Suppose when we connect one wire with current conducting wire then it also becomes negatively charge which has potential to accept electrons. But when we break the circuit, the wire becomes neutral again and doesn't have potential to conduct current. How at one time it is negatively charge but when we break the circuit then suddenly it becomes neutral ?
Actually, it does retain a charge. But that charge is tiny, and it drains away as soon as you connect a voltmeter to measure it. You need to use an instrument like an electroscope, which has essentially infinite input impedance.
The wire remains charged. The wire has capacitance, but this is very small.
If you make the wire long enough or the voltage high enough, you will be able to detect it.
You've asked a question better suited for the physics forum, but I think the general answer to your question is that the wire never has an unbalanced charge.
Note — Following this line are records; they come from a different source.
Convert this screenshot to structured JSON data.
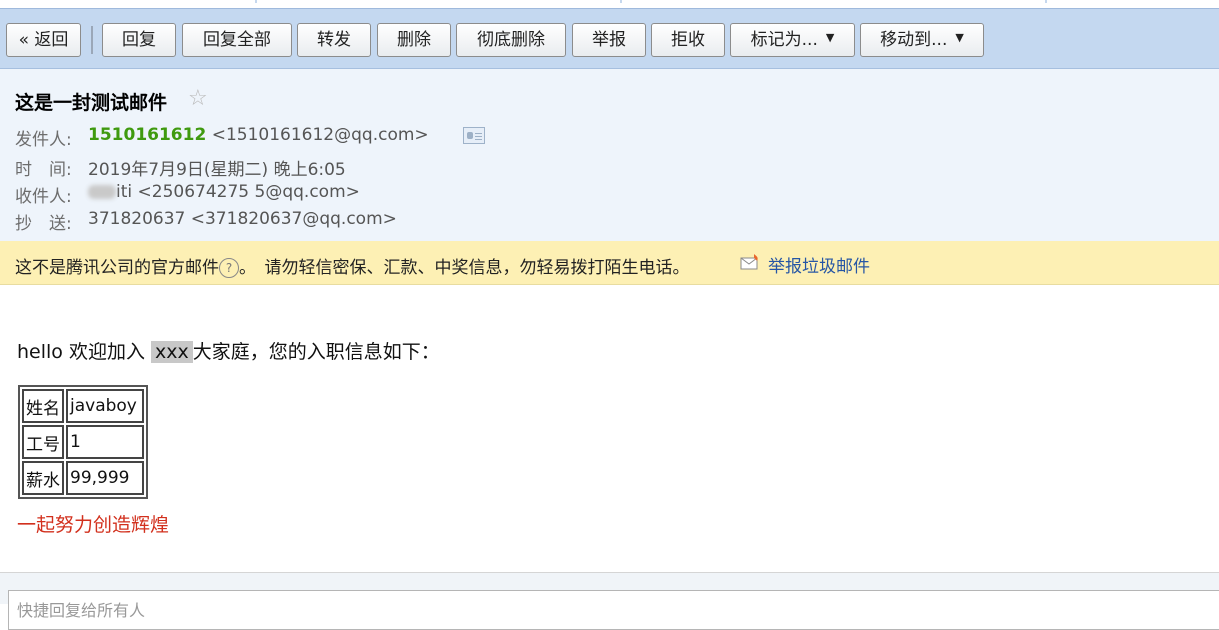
{
  "toolbar": {
    "back": "« 返回",
    "reply": "回复",
    "reply_all": "回复全部",
    "forward": "转发",
    "delete": "删除",
    "delete_forever": "彻底删除",
    "report": "举报",
    "reject": "拒收",
    "mark_as": "标记为...",
    "move_to": "移动到..."
  },
  "email": {
    "subject": "这是一封测试邮件",
    "star": "☆",
    "from_label": "发件人:",
    "from_name": "1510161612",
    "from_address": "<1510161612@qq.com>",
    "time_label": "时　间:",
    "time": "2019年7月9日(星期二) 晚上6:05",
    "to_label": "收件人:",
    "to_name_suffix": "iti",
    "to_address": "<250674275 5@qq.com>",
    "cc_label": "抄　送:",
    "cc_name": "371820637",
    "cc_address": "<371820637@qq.com>"
  },
  "warning": {
    "text1": "这不是腾讯公司的官方邮件",
    "q": "?",
    "text2": "。　请勿轻信密保、汇款、中奖信息，勿轻易拨打陌生电话。",
    "report_link": "举报垃圾邮件"
  },
  "content": {
    "greeting_pre": "hello 欢迎加入",
    "highlight": "xxx",
    "greeting_post": "大家庭，您的入职信息如下：",
    "table": [
      {
        "k": "姓名",
        "v": "javaboy"
      },
      {
        "k": "工号",
        "v": "1"
      },
      {
        "k": "薪水",
        "v": "99,999"
      }
    ],
    "slogan": "一起努力创造辉煌"
  },
  "reply_box": {
    "placeholder": "快捷回复给所有人"
  },
  "colors": {
    "toolbar_bg": "#c4d8f0",
    "header_bg": "#eef4fb",
    "warn_bg": "#fdf0b4",
    "sender_green": "#3f9a0f",
    "link_blue": "#2656a5",
    "slogan_red": "#d2301d"
  }
}
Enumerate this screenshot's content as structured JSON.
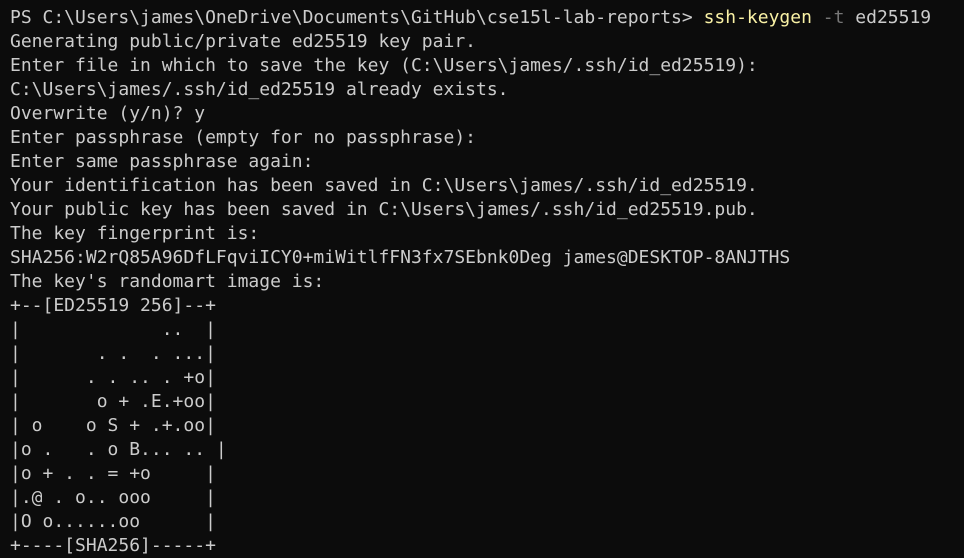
{
  "terminal": {
    "prompt": "PS C:\\Users\\james\\OneDrive\\Documents\\GitHub\\cse15l-lab-reports> ",
    "command": "ssh-keygen",
    "flag": " -t",
    "argument": " ed25519",
    "output_lines": [
      "Generating public/private ed25519 key pair.",
      "Enter file in which to save the key (C:\\Users\\james/.ssh/id_ed25519):",
      "C:\\Users\\james/.ssh/id_ed25519 already exists.",
      "Overwrite (y/n)? y",
      "Enter passphrase (empty for no passphrase):",
      "Enter same passphrase again:",
      "Your identification has been saved in C:\\Users\\james/.ssh/id_ed25519.",
      "Your public key has been saved in C:\\Users\\james/.ssh/id_ed25519.pub.",
      "The key fingerprint is:",
      "SHA256:W2rQ85A96DfLFqviICY0+miWitlfFN3fx7SEbnk0Deg james@DESKTOP-8ANJTHS",
      "The key's randomart image is:",
      "+--[ED25519 256]--+",
      "|             ..  |",
      "|       . .  . ...|",
      "|      . . .. . +o|",
      "|       o + .E.+oo|",
      "| o    o S + .+.oo|",
      "|o .   . o B... .. |",
      "|o + . . = +o     |",
      "|.@ . o.. ooo     |",
      "|O o......oo      |",
      "+----[SHA256]-----+"
    ]
  },
  "colors": {
    "background": "#0c0c0c",
    "text": "#cccccc",
    "command": "#f9f1a5",
    "flag": "#767676"
  }
}
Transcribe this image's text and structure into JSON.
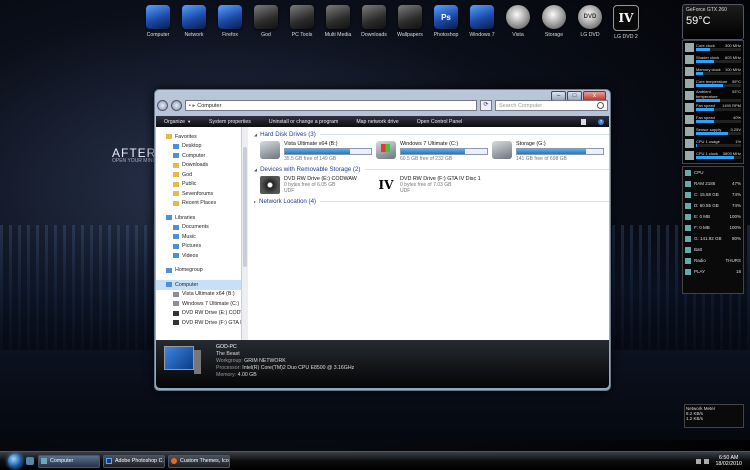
{
  "wallpaper": {
    "title": "AFTER MI",
    "subtitle": "OPEN YOUR MIND"
  },
  "dock": [
    {
      "label": "Computer",
      "icon": "computer-icon"
    },
    {
      "label": "Network",
      "icon": "network-icon"
    },
    {
      "label": "Firefox",
      "icon": "firefox-icon"
    },
    {
      "label": "God",
      "icon": "god-icon"
    },
    {
      "label": "PC Tools",
      "icon": "pc-tools-icon"
    },
    {
      "label": "Multi Media",
      "icon": "multimedia-icon"
    },
    {
      "label": "Downloads",
      "icon": "downloads-icon"
    },
    {
      "label": "Wallpapers",
      "icon": "wallpapers-icon"
    },
    {
      "label": "Photoshop",
      "icon": "photoshop-icon",
      "glyph": "Ps"
    },
    {
      "label": "Windows 7",
      "icon": "windows7-icon"
    },
    {
      "label": "Vista",
      "icon": "vista-icon"
    },
    {
      "label": "Storage",
      "icon": "storage-icon"
    },
    {
      "label": "LG DVD",
      "icon": "lg-dvd-icon",
      "glyph": "DVD"
    },
    {
      "label": "LG DVD 2",
      "icon": "lg-dvd2-icon",
      "glyph": "IV"
    }
  ],
  "gpu_gadget": {
    "name": "GeForce GTX 260",
    "temp": "59°C"
  },
  "gpu_stats": [
    {
      "label": "Core clock",
      "value": "300 MHz",
      "pct": 30
    },
    {
      "label": "Shader clock",
      "value": "603 MHz",
      "pct": 40
    },
    {
      "label": "Memory clock",
      "value": "100 MHz",
      "pct": 15
    },
    {
      "label": "Core temperature",
      "value": "59°C",
      "pct": 59
    },
    {
      "label": "Ambient temperature",
      "value": "53°C",
      "pct": 53
    },
    {
      "label": "Fan speed",
      "value": "1490 RPM",
      "pct": 40
    },
    {
      "label": "Fan speed",
      "value": "40%",
      "pct": 40
    },
    {
      "label": "Sensor supply",
      "value": "3.25V",
      "pct": 70
    },
    {
      "label": "CPU 1 usage",
      "value": "1%",
      "pct": 1
    },
    {
      "label": "CPU 1 clock",
      "value": "3805 MHz",
      "pct": 85
    }
  ],
  "sys_gadget": {
    "rows": [
      {
        "label": "CPU",
        "value": ""
      },
      {
        "label": "RAM 2185",
        "value": "47%"
      },
      {
        "label": "C: 15.58 GB",
        "value": "74%"
      },
      {
        "label": "D: 60.55 GB",
        "value": "74%"
      },
      {
        "label": "E: 0 MB",
        "value": "100%"
      },
      {
        "label": "F: 0 MB",
        "value": "100%"
      },
      {
        "label": "G: 141.92 GB",
        "value": "80%"
      },
      {
        "label": "Batt",
        "value": ""
      },
      {
        "label": "Radio",
        "value": "THURS"
      },
      {
        "label": "PLAY",
        "value": "18"
      }
    ]
  },
  "net_gadget": {
    "title": "Network Meter",
    "up": "8.2 KB/s",
    "down": "1.2 KB/s"
  },
  "explorer": {
    "address_path": "Computer",
    "search_placeholder": "Search Computer",
    "buttons": {
      "minimize": "–",
      "maximize": "□",
      "close": "x"
    },
    "commands": [
      "Organize",
      "System properties",
      "Uninstall or change a program",
      "Map network drive",
      "Open Control Panel"
    ],
    "nav": [
      {
        "label": "Favorites",
        "type": "header",
        "icon": "star-icon"
      },
      {
        "label": "Desktop",
        "type": "item",
        "icon": "desktop-icon"
      },
      {
        "label": "Computer",
        "type": "item",
        "icon": "computer-icon"
      },
      {
        "label": "Downloads",
        "type": "item",
        "icon": "downloads-icon"
      },
      {
        "label": "God",
        "type": "item",
        "icon": "folder-icon"
      },
      {
        "label": "Public",
        "type": "item",
        "icon": "folder-icon"
      },
      {
        "label": "Sevenforums",
        "type": "item",
        "icon": "folder-icon"
      },
      {
        "label": "Recent Places",
        "type": "item",
        "icon": "recent-places-icon"
      },
      {
        "label": "Libraries",
        "type": "header",
        "icon": "library-icon"
      },
      {
        "label": "Documents",
        "type": "item",
        "icon": "documents-icon"
      },
      {
        "label": "Music",
        "type": "item",
        "icon": "music-icon"
      },
      {
        "label": "Pictures",
        "type": "item",
        "icon": "pictures-icon"
      },
      {
        "label": "Videos",
        "type": "item",
        "icon": "videos-icon"
      },
      {
        "label": "Homegroup",
        "type": "header",
        "icon": "homegroup-icon"
      },
      {
        "label": "Computer",
        "type": "header",
        "icon": "computer-icon",
        "selected": true
      },
      {
        "label": "Vista Ultimate x64 (B:)",
        "type": "item",
        "icon": "drive-icon"
      },
      {
        "label": "Windows 7 Ultimate (C:)",
        "type": "item",
        "icon": "drive-icon"
      },
      {
        "label": "DVD RW Drive (E:) CODWAW",
        "type": "item",
        "icon": "dvd-icon"
      },
      {
        "label": "DVD RW Drive (F:) GTA IV",
        "type": "item",
        "icon": "dvd-icon"
      }
    ],
    "groups": {
      "hdd": {
        "title": "Hard Disk Drives (3)"
      },
      "removable": {
        "title": "Devices with Removable Storage (2)"
      },
      "network": {
        "title": "Network Location (4)"
      }
    },
    "hard_drives": [
      {
        "name": "Vista Ultimate x64 (B:)",
        "free": "35.5 GB free of 149 GB",
        "used_pct": 76,
        "icon": "hard-drive-icon"
      },
      {
        "name": "Windows 7 Ultimate (C:)",
        "free": "60.5 GB free of 232 GB",
        "used_pct": 74,
        "icon": "windows-drive-icon"
      },
      {
        "name": "Storage (G:)",
        "free": "141 GB free of 698 GB",
        "used_pct": 80,
        "icon": "hard-drive-icon"
      }
    ],
    "removable": [
      {
        "name": "DVD RW Drive (E:) CODWAW",
        "free": "0 bytes free of 6.05 GB",
        "fs": "UDF",
        "icon": "dvd-drive-icon"
      },
      {
        "name": "DVD RW Drive (F:) GTA IV Disc 1",
        "free": "0 bytes free of 7.03 GB",
        "fs": "UDF",
        "icon": "gta-iv-disc-icon",
        "glyph": "IV"
      }
    ],
    "details": {
      "pc_name": "GOD-PC",
      "pc_desc": "The Beast",
      "workgroup_label": "Workgroup:",
      "workgroup": "GRIM NETWORK",
      "processor_label": "Processor:",
      "processor": "Intel(R) Core(TM)2 Duo CPU     E8500  @ 3.16GHz",
      "memory_label": "Memory:",
      "memory": "4.00 GB"
    }
  },
  "taskbar": {
    "tasks": [
      {
        "label": "Computer",
        "icon": "computer-icon",
        "active": true
      },
      {
        "label": "Adobe Photoshop C...",
        "icon": "photoshop-icon"
      },
      {
        "label": "Custom Themes, Ico...",
        "icon": "firefox-icon"
      }
    ],
    "time": "6:50 AM",
    "date": "18/02/2010"
  }
}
The electrons in it are being subjected to an electric field, causing them to move. The charge imbalance is in the power supply.